Compuware completes cycle

Bundles MagicDraw, among other new features

Compuware has touted itself as a vendor that supports application lifecycle management for some time. However, that is really only a credible claim if you can do everything that you need to do within the lifecycle and, while that doesn't mandate that you have to provide every necessary facility yourself, it does mean that you should be able to link everything together.

Until recently, when OptimalJ 4.1 (the company's Java development solution) became generally available, it would have been stretching a point to say that Compuware had all the necessary facilities. However, as the same is true for pretty much everyone else in the market, the fact that Compuware can now square the circle is a big deal.

What Compuware has done with OptimalJ to enable this completion is two things: first, it has introduced a Use Case Model within its Domain Model. Now, in order to understand the relevance of this you need to know that Compuware has a partnership with SteelTrace for that company's requirements management tool.

What SteelTrace can now do is to export requirements details into the Use Case Model, which means that you get full traceability from requirements right through to code artefacts. Or vice versa. Moreover, Compuware has implemented an impact analysis report so that you can see what effects a change will have.

A new partnership with No Magic has been announced along with this release, whose MagicDraw UML modelling tool is being bundled into OptimalJ. What this means is, with requirements management from SteelTrace, UML analysis from No Magic, OptimalJ itself and Compuware's DevPartner (for testing) and Vantage (for monitoring) the company is, for the first time, really bridging the whole application lifecycle.

This isn't all that's significant in this release. One of the reasons why Compuware has partnered with No Magic is because it supports both of the environments supported by OptimalJ, these being NetBeans (OptimalJ's traditional environment) and Eclipse. In the case of the latter, part of this release was the availability of an Eclipse version of the OptimalJ Professional Edition, following a similar capability for the Developer's Edition last year.
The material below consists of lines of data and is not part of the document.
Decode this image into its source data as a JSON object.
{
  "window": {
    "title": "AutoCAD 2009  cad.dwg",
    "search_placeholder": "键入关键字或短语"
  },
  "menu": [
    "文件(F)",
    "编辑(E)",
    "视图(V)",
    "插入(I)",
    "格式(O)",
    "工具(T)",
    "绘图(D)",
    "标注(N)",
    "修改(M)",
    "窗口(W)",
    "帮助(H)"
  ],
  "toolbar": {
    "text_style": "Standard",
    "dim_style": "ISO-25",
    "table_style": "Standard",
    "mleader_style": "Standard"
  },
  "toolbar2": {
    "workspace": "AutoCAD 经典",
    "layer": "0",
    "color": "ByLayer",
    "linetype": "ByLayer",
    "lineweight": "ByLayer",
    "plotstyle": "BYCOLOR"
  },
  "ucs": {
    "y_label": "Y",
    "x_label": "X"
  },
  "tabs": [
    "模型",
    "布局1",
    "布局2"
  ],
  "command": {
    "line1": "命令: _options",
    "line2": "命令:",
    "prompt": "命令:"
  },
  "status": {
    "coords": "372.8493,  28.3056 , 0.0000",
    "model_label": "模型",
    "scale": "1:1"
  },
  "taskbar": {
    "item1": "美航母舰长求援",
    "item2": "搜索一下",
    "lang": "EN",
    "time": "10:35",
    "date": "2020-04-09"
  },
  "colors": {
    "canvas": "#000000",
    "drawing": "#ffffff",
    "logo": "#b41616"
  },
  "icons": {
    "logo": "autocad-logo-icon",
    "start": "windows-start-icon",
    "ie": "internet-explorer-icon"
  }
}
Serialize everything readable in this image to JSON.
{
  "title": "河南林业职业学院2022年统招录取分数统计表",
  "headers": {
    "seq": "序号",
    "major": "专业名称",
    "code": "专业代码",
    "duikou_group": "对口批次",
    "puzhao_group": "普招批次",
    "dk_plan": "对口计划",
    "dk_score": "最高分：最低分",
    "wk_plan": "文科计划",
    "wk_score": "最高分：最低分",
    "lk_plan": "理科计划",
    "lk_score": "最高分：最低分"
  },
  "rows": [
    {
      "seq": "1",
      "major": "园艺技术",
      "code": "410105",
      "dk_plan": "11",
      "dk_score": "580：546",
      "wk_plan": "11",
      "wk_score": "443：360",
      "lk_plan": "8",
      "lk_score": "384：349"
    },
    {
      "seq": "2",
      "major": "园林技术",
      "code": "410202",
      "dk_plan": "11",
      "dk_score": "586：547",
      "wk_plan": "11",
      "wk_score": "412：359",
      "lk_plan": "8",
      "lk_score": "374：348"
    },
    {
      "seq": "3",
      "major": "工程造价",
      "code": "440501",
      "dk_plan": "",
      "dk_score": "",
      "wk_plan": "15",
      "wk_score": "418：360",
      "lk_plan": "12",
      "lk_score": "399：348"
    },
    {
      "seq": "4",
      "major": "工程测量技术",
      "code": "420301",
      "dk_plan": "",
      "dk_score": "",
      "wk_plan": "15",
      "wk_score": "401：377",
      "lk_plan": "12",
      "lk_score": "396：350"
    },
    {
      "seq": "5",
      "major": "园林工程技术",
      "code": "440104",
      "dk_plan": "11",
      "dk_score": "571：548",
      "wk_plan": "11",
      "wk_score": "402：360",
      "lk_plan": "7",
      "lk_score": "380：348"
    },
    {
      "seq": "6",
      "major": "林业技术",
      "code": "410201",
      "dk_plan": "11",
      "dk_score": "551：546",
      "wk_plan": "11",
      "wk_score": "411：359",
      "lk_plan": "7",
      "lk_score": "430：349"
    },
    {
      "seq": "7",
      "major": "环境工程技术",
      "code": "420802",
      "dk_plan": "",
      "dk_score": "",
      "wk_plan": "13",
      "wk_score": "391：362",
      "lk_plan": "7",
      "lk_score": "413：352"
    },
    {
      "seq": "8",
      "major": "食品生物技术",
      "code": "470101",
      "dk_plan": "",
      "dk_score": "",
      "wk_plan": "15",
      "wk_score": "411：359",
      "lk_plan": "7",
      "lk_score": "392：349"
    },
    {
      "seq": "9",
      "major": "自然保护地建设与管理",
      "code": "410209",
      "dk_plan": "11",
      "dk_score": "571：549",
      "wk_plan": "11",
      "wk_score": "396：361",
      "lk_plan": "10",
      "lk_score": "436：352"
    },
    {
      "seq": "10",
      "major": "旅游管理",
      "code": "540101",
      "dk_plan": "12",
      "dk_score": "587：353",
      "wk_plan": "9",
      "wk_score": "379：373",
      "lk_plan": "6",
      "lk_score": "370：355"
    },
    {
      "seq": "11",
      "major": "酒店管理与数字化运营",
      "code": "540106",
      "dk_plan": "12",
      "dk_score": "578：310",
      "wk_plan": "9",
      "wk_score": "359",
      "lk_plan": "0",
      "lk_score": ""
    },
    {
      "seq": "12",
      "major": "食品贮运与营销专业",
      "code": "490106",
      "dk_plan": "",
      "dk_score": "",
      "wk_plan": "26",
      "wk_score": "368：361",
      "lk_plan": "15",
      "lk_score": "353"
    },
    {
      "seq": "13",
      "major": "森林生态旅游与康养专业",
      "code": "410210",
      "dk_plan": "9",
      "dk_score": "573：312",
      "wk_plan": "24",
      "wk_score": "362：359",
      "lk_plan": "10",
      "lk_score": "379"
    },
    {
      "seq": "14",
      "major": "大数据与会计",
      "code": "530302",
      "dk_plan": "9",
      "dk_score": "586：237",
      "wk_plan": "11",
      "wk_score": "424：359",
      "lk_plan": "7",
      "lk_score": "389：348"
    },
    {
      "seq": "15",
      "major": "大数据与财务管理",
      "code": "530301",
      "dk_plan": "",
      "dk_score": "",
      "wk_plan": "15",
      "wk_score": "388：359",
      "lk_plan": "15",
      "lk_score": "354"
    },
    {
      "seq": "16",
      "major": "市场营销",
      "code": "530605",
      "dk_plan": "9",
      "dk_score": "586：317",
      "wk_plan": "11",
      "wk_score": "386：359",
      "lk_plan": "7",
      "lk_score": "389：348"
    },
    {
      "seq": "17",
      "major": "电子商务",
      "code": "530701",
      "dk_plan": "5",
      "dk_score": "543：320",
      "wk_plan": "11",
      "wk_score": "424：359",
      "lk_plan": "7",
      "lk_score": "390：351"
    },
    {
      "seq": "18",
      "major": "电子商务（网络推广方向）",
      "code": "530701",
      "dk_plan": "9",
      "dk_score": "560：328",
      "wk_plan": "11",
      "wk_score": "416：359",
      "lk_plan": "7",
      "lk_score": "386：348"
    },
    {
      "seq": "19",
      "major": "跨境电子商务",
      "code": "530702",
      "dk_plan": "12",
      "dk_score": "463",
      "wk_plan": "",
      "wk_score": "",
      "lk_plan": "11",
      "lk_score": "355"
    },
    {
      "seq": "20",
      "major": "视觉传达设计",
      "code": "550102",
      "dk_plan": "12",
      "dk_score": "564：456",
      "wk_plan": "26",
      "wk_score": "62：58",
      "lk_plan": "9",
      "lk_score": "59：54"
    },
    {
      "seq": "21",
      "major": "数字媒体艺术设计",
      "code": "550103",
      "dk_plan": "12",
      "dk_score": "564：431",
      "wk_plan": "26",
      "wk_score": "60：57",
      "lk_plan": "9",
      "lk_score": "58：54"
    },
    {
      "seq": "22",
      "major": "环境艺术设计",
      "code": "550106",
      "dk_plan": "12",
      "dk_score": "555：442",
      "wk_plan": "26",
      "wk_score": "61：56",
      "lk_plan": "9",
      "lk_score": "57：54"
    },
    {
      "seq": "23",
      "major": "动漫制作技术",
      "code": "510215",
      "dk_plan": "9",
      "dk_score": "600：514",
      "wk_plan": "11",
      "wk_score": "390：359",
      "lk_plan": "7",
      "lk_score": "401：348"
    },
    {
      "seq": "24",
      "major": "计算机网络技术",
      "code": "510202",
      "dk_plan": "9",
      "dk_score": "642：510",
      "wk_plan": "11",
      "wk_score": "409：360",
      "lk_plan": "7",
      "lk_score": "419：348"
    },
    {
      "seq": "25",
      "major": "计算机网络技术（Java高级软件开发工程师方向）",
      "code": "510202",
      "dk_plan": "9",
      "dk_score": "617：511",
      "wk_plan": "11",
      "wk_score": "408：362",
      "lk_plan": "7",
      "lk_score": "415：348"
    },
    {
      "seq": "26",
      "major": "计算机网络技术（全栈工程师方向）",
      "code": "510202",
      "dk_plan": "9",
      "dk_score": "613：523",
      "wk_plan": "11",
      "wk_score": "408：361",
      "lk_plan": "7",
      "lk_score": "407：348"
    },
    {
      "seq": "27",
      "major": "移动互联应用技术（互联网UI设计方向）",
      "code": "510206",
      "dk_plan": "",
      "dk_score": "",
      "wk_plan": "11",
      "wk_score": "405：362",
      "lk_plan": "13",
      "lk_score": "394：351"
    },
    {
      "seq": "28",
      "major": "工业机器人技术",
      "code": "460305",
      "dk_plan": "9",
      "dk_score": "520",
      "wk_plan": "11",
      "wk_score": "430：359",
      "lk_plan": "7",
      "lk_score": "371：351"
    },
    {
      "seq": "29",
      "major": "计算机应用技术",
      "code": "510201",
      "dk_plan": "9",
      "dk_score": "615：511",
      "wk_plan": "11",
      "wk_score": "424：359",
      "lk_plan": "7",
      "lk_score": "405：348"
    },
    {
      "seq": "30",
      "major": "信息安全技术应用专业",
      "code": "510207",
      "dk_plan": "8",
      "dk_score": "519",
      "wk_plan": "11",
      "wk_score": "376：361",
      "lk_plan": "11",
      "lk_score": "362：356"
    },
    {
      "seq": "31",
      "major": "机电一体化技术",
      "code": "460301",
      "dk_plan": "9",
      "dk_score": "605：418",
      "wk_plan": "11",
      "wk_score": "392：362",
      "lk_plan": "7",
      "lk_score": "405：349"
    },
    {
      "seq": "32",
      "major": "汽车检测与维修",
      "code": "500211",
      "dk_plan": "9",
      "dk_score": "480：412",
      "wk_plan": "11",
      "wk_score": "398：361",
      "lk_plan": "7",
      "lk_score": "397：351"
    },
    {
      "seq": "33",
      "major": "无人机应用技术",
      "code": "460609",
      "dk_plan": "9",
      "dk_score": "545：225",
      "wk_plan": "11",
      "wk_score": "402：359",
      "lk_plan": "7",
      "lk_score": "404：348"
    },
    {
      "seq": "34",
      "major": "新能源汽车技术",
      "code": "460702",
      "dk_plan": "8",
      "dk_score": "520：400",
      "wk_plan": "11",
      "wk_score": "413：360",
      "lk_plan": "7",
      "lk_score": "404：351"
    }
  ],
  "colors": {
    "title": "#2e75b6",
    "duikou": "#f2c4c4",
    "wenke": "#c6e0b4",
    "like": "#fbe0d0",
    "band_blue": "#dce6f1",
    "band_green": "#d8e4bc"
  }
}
An Eclipse version of the Architecture Edition will follow later this year. Indeed, it was also announced that Compuware is to lead the Eclipse Corona project which will, in effect, bring lifecycle management to the Eclipse environment in a formalised way.

Finally, one other neat feature of OptimalJ 4.1 is worth mentioning: which is its undo/redo facility. Now, we are all familiar with undo and redo for Microsoft Word, for example, but it's not something you often see in development tools. In this case, it means that you can make some changes to a model, generate the relevant code artefacts, test those in an execution environment and, if you don't like the results, you can simply back-out and try again.

There are, of course, a bunch of other features or enhancements, but these are relatively insignificant compared to the undo/redo, extended support for Eclipse, bundling of MagicDraw and introduction of Use Case Models. However, the biggest news is not any one of these features but the completion of the application lifecycle management story.

Copyright © 2006,

Sponsored: Minds Mastering Machines - Call for papers now open

Biting the hand that feeds IT © 1998–2018